If children shout gweilo or guizi at you, they're calling you a 'foreign devil.' Smile and show them that foreigners aren't all that bad." So The Travelers' Guide to Asian Customs & Manners advises American visitors to China. Cultural stereotypes do not exist solely on the far side of the Pacific Rim. For generations some Americans have demonized China and the Chinese as secretive, untrustworthy, and manipulative. In supporting Permanent Normal Trade Relations, the U.S. House, the Clinton Adminis tration, and China's Communist leadership are creating a fresh opportunity for both Americans and Chinese. But it is also a foreign-policy experiment that may not produce either fairer trade or a more humane China. Yet the tide has turned against the annual review of trade relations with China. After 20 years, the threat of severing trade has lost its power. China no longer believes the United States will ever cut off all trade. Meanwhile, China is still a threat to its Asian neighbors, which include Taiwan, South Korea, and Japan. China continues to deprive its citizens of guaranteed basic human rights.

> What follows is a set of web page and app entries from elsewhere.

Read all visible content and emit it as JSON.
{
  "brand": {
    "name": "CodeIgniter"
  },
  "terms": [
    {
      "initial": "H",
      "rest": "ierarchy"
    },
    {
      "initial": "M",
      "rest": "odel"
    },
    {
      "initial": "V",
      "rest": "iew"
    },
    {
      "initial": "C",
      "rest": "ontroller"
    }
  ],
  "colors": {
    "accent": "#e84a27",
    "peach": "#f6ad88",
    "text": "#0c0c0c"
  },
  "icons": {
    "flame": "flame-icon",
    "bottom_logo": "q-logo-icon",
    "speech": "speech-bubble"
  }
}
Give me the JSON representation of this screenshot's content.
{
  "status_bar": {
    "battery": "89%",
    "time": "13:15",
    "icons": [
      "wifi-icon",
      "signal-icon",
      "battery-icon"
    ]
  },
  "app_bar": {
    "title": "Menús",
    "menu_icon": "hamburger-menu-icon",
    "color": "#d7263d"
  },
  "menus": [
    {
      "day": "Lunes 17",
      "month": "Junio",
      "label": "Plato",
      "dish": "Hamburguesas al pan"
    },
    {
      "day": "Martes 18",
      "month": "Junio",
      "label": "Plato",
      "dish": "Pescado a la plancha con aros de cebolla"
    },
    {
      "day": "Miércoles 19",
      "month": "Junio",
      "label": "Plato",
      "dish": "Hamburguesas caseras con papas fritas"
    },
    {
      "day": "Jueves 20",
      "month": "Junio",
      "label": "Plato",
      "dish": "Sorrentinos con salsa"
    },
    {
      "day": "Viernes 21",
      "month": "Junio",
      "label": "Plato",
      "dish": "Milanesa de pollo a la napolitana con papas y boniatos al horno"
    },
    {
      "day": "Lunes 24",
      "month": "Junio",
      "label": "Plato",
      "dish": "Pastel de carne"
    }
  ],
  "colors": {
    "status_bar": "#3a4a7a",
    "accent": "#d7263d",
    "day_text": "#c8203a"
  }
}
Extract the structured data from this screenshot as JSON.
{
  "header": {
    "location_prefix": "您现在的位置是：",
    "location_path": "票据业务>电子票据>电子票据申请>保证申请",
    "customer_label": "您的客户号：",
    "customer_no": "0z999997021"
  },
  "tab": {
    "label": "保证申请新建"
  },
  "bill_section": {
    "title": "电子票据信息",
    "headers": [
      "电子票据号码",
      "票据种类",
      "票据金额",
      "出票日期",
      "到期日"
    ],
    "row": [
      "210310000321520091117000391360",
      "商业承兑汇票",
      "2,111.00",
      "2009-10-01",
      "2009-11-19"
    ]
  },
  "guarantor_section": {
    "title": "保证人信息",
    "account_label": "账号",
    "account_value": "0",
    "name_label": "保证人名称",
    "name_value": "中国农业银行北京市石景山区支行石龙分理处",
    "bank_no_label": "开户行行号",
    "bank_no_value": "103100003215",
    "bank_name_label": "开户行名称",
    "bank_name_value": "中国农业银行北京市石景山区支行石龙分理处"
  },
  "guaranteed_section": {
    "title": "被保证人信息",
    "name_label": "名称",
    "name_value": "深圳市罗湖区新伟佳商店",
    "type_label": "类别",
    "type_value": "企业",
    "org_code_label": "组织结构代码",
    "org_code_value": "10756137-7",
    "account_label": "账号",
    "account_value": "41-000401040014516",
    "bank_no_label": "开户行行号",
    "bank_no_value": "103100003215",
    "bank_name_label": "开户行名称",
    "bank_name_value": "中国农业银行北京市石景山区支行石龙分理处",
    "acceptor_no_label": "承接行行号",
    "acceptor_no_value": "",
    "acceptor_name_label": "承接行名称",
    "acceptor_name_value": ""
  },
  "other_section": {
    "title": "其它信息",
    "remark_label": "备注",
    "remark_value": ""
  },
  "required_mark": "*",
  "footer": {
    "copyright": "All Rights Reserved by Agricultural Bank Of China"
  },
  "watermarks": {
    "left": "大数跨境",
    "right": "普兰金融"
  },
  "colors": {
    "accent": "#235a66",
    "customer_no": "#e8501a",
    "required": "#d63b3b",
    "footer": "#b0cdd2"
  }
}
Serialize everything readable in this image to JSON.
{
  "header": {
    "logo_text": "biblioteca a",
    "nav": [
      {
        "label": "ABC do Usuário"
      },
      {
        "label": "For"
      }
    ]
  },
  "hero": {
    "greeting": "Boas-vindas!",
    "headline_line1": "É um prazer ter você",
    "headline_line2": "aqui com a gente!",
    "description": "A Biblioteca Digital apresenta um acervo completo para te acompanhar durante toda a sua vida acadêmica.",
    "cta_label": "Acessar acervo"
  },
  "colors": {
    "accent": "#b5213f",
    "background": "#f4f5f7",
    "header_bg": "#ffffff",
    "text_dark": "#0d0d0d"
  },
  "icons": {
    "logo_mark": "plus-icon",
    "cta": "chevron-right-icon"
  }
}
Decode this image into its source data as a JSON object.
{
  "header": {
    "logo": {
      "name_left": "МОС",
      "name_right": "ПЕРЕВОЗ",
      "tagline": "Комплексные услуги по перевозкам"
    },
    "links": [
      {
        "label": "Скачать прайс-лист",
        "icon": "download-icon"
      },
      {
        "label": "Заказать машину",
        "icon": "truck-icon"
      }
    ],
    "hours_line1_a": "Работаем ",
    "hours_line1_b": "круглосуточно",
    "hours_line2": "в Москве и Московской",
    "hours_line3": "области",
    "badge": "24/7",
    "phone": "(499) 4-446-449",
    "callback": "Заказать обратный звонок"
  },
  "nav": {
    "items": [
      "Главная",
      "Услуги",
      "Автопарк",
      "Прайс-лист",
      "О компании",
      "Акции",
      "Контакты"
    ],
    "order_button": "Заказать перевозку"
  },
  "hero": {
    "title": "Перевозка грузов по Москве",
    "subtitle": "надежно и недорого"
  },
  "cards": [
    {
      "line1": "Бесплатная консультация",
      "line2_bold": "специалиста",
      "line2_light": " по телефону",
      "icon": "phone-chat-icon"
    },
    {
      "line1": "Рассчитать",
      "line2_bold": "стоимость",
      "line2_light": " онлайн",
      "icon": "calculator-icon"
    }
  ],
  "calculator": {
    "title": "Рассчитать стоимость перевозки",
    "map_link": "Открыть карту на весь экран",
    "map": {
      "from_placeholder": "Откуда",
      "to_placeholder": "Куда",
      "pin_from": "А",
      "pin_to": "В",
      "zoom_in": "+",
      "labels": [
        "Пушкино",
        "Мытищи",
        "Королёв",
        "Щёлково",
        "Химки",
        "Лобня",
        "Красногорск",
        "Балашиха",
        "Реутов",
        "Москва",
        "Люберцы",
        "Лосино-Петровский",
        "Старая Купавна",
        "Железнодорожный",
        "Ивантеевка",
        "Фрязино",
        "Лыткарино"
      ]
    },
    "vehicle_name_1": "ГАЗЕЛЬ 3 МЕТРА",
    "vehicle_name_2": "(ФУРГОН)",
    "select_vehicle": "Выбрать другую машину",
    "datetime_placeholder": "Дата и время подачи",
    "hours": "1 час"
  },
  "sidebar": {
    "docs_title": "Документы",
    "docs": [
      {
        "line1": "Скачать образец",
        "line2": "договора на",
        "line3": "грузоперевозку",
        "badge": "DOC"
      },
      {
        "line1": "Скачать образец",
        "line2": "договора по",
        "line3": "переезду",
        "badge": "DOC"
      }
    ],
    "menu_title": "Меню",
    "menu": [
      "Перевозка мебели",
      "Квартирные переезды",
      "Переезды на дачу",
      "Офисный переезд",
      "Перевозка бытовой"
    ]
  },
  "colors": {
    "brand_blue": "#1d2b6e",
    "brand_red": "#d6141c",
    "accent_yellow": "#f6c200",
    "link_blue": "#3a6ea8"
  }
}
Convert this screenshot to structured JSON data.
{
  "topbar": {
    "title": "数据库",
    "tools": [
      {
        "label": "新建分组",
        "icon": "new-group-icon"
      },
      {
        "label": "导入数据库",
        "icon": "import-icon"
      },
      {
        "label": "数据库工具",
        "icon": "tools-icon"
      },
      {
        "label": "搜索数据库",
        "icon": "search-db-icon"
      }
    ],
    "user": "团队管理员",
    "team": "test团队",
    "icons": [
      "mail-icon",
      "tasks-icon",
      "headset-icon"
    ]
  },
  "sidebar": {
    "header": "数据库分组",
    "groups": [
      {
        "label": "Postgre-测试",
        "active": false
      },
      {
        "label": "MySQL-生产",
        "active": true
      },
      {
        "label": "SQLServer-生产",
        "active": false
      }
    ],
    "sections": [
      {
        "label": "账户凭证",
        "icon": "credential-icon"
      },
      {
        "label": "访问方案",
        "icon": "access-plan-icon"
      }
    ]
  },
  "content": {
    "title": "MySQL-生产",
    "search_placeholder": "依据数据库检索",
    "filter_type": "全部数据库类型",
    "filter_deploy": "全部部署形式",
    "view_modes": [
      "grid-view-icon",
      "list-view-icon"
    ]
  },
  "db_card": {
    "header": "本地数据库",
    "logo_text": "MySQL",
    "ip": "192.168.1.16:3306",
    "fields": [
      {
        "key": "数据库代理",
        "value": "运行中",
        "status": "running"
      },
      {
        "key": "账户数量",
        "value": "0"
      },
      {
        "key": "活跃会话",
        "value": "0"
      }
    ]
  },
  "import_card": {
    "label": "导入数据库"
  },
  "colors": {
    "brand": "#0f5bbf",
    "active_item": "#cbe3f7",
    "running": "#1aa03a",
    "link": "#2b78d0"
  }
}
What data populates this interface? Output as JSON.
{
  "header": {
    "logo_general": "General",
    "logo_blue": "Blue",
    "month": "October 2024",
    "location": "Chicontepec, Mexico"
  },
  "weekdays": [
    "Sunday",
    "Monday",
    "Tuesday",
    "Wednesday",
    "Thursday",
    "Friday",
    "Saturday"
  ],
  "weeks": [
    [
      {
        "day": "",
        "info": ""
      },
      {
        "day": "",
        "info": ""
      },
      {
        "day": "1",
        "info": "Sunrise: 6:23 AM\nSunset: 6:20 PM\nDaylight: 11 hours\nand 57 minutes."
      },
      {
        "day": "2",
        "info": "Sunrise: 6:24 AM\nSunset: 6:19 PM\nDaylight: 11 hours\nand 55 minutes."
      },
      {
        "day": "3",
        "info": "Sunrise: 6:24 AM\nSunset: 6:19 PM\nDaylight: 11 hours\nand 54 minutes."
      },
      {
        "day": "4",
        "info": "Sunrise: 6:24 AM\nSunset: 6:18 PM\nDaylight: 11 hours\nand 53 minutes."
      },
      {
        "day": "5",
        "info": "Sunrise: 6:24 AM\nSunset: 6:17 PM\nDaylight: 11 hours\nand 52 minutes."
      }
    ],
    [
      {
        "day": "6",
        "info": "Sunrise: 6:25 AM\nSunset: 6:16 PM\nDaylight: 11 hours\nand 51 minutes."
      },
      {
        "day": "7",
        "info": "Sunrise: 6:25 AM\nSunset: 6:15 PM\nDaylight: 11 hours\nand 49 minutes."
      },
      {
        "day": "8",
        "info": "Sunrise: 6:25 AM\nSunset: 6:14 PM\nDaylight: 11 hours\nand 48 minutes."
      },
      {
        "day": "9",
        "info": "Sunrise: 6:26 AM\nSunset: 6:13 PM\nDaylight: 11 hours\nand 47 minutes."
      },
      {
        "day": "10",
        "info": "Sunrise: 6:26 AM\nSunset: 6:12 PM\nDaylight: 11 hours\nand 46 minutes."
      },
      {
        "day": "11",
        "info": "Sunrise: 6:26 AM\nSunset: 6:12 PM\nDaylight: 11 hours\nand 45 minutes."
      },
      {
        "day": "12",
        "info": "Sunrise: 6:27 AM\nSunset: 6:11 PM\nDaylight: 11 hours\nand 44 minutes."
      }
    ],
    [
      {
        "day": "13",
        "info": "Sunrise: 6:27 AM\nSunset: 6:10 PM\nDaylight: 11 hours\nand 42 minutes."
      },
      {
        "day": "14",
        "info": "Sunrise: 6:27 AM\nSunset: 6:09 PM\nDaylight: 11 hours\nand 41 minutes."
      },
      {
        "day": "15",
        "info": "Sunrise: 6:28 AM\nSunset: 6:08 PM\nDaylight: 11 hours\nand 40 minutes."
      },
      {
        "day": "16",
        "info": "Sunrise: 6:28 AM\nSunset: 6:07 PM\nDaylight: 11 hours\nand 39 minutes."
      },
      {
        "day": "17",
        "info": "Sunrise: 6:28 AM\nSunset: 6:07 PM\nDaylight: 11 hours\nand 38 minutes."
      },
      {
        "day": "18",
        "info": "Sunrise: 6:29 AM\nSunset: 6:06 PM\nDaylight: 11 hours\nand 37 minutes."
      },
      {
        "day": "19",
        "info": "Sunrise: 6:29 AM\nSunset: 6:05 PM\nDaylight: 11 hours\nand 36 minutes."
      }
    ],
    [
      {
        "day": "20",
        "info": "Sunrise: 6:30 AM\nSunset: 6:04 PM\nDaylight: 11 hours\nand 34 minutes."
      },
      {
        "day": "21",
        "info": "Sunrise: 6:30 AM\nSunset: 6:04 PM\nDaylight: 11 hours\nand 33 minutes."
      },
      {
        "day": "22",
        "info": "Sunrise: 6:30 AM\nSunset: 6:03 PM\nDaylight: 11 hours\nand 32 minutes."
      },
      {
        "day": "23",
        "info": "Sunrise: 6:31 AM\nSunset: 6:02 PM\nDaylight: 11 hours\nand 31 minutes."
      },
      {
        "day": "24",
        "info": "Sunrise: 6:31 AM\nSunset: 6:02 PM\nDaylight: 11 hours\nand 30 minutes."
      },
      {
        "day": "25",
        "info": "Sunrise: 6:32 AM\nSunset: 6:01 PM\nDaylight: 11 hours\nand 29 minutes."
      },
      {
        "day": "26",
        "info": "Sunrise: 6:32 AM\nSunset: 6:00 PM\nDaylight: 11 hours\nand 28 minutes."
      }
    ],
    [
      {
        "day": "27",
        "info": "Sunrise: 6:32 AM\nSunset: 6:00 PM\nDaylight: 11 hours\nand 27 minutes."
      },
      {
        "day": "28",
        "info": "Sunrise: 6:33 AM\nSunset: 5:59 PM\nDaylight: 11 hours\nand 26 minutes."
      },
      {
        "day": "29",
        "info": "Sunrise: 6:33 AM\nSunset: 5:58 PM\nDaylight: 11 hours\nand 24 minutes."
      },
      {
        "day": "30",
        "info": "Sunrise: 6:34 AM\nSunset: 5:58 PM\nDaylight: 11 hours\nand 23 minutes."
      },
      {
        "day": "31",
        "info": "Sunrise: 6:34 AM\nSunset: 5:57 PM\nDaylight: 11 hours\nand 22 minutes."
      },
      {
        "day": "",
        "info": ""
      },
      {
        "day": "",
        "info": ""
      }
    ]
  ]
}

For American Christians, much more is at stake with China than marketplace freedom for Chinese to drink Coke, eat McNuggets, listen to a Pearl Jam CD, or log onto the Internet with an iMac. Within China's borders, one of the largest and most vibrant branches of Asian Christianity is in jeopardy. From urban centers like Beijing, Shanghai, Canton, and Hong Kong to the central heartland and remote western regions, China's Christians are planting new congregations, evangelizing villages and neighborhoods, and caring for widows, orphans, and the disabled. The vitality of China's churches turns upside down the Marxist ...1